Walter Hines Page High School opened its doors in September, 1958, under the leadership of Principal Luther R. Medlin. The school was named for Walter Hines Page, a North Carolina journalist, diplomat, supporter of education, and ambassador to Great Britain.
Page began with a small student body of approximately 500 and a staff of 30. The enthusiasm and dedication of those early years were unmatched. Page was the first school in the history of North Carolina to earn accreditation in the first year of its existence. As the school population grew, the existing facility became inadequate. The auditorium and G-wings were added in 1962-63. Other additions throughout the years included an extension to A-wing for more classrooms, a new second gymnasium, lighted tennis courts, a football stadium, and cafeteria extension. With the inclusion of the ninth grade at Page in 1986-87, mobile classroom units were added around the campus.
The beautiful and well-kept grounds around the school make the Page campus one of the loveliest in the city.
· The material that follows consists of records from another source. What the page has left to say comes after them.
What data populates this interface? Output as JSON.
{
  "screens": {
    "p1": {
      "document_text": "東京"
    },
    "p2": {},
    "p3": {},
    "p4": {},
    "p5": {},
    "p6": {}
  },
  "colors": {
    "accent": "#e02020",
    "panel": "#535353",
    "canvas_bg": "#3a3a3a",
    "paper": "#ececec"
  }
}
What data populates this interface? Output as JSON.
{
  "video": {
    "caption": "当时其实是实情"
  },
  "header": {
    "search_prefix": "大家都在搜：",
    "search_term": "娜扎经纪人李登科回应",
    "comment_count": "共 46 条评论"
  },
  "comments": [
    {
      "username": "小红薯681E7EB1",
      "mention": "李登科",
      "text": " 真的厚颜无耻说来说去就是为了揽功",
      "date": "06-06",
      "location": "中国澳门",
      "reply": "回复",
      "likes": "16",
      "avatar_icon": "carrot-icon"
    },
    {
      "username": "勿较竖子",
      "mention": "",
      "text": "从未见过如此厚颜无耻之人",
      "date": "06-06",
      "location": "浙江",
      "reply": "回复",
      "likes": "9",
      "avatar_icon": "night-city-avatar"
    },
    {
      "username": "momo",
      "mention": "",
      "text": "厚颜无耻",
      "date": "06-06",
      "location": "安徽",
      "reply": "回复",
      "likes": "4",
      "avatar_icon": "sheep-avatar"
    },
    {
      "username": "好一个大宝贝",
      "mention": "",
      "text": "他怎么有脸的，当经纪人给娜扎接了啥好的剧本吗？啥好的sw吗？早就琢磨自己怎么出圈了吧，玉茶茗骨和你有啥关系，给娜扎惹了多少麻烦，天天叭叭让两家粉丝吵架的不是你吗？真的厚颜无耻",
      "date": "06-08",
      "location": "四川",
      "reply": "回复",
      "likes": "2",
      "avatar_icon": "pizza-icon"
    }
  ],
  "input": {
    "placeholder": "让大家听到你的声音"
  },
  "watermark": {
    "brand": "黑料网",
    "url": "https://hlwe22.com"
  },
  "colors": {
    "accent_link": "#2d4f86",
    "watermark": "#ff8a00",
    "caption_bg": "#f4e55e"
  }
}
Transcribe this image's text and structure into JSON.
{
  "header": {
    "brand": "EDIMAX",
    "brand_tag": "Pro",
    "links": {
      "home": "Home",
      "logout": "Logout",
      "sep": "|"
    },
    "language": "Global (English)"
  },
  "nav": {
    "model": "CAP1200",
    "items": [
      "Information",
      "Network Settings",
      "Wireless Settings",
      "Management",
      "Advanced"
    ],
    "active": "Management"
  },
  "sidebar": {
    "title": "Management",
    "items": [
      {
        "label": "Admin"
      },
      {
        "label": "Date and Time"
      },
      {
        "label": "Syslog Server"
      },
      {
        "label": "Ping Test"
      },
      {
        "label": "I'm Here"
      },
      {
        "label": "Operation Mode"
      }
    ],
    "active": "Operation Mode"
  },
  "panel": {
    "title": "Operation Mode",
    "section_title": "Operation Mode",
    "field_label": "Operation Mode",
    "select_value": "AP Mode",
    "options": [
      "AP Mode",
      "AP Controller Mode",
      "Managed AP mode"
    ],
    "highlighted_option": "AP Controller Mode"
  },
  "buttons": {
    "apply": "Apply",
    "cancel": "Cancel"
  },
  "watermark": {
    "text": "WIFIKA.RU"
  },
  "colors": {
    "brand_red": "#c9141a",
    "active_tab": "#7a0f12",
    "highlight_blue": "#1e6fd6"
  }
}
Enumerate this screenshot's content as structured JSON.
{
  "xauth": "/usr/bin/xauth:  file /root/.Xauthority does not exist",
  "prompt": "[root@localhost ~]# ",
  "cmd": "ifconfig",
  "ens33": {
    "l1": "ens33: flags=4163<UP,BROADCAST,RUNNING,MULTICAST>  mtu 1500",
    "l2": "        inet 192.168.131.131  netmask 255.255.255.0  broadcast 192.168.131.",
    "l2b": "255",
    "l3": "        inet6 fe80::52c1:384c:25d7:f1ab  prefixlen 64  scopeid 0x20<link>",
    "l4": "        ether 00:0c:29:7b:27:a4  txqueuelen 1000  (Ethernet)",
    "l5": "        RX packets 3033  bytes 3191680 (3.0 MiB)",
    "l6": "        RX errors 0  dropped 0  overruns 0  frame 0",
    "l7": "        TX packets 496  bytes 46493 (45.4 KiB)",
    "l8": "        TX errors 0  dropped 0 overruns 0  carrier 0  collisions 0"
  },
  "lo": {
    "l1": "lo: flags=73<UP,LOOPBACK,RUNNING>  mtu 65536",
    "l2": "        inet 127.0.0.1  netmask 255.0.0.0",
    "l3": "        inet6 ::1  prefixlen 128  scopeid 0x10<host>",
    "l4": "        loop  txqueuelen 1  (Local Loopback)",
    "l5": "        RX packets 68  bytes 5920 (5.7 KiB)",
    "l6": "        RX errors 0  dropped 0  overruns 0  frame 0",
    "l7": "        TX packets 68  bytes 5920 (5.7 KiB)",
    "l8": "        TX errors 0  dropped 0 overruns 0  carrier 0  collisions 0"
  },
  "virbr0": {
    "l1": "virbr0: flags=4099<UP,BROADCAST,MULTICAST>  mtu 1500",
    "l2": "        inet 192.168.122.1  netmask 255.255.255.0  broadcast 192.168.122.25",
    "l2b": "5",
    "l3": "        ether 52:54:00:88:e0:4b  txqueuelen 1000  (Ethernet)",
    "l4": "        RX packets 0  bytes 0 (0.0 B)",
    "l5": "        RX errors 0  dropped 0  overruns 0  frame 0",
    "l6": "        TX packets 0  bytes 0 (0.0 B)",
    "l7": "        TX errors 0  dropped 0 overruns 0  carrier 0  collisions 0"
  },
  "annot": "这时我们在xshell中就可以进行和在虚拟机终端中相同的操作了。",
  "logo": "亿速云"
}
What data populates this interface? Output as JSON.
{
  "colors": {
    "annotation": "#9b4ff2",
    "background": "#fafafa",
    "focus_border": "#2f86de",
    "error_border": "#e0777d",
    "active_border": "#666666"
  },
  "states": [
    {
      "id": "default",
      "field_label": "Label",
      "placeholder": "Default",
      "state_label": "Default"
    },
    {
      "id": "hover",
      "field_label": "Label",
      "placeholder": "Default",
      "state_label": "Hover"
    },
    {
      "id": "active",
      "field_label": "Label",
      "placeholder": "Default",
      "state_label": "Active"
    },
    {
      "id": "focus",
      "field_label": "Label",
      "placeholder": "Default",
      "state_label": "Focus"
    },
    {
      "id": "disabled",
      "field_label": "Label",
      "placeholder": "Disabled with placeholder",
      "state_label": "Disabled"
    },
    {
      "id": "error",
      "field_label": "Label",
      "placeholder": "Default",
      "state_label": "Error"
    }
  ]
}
The school is indebted to the tireless efforts of Mrs. Alma Pinnix for her beautification work. Almost singlehandedly Mrs. Pinnix planted the flowers, shrubs, and trees that enhance our grounds. The death of Mrs. Pinnix in 1981 was a loss to everyone, and in her honor and memory, the street in front of Page High School was renamed Alma Pinnix Drive.
In 1967 Mr. Medlin, who had led the school through its development years, left Page to become President of Guilford Technical Institute (now GTCC). He was succeeded by Mr. Robert A. Newton, who was principal from 1967-70. Mr. Robert A. Clendenin, formerly principal of Aycock Junior High School, became the third Page principal in 1970 and remained through July, 1991. Mr. Paul J. Puryear became the fourth principal of Page in August, 1991. Mr. Puryear attended Page as a student, served as an assistant principal for nine years, and returned to Page from a two-year term as principal of Athens Drive High School in Raleigh.
The fine academic reputation which Page now enjoys was evident from the beginning. Between 1959 and 1965 Page produced two Morehead Scholars each year and continues to compete admirably in that program. A chapter of the National Honor Society was chartered during the 1958-59 school year. Since 1983-84 Page has participated in the North Carolina Scholars and Presidential Academic Fitness Programs. Page continues to win new academic honors regionally, statewide and nationally in such areas as Science Olympics, High IQ, and Computer High IQ. Many students over the years have won, and continue to win, valuable competitive scholarships and academy appointments.
Colleges and universities, both in and out of North Carolina, have great respect for the scholastic standing of Page graduates. In cultural arts Page High School has consistently ranked number one in band, choral music, and orchestra. During 1981-82 Page's Cultural Arts Department was a national finalist for the coveted $10,000 Rockefeller Foundation Grant. The music department has performed both nationally and internationally.
The spirit of Page High School has always been unsurpassed. Many fine athletic teams have been cheered to victory. Pirate teams have been State 4-A champions in football, boy's and girls' soccer, basketball, and boys' and girls' tennis. In 1982-83 Page was the recipient of the Wachovia Cup for outstanding athletic achievement in the state, and the News and Record Cup for the best overall winning percentage in varsity competition in the city and county.
Page High School has gone through many changes since its beginning, growing from a student body of 500 to almost 2,000 and from a staff of 30 to more than 100. The buildings are different and the faces are always changing, but the purpose and resolve remain the same: to offer the best possible education available.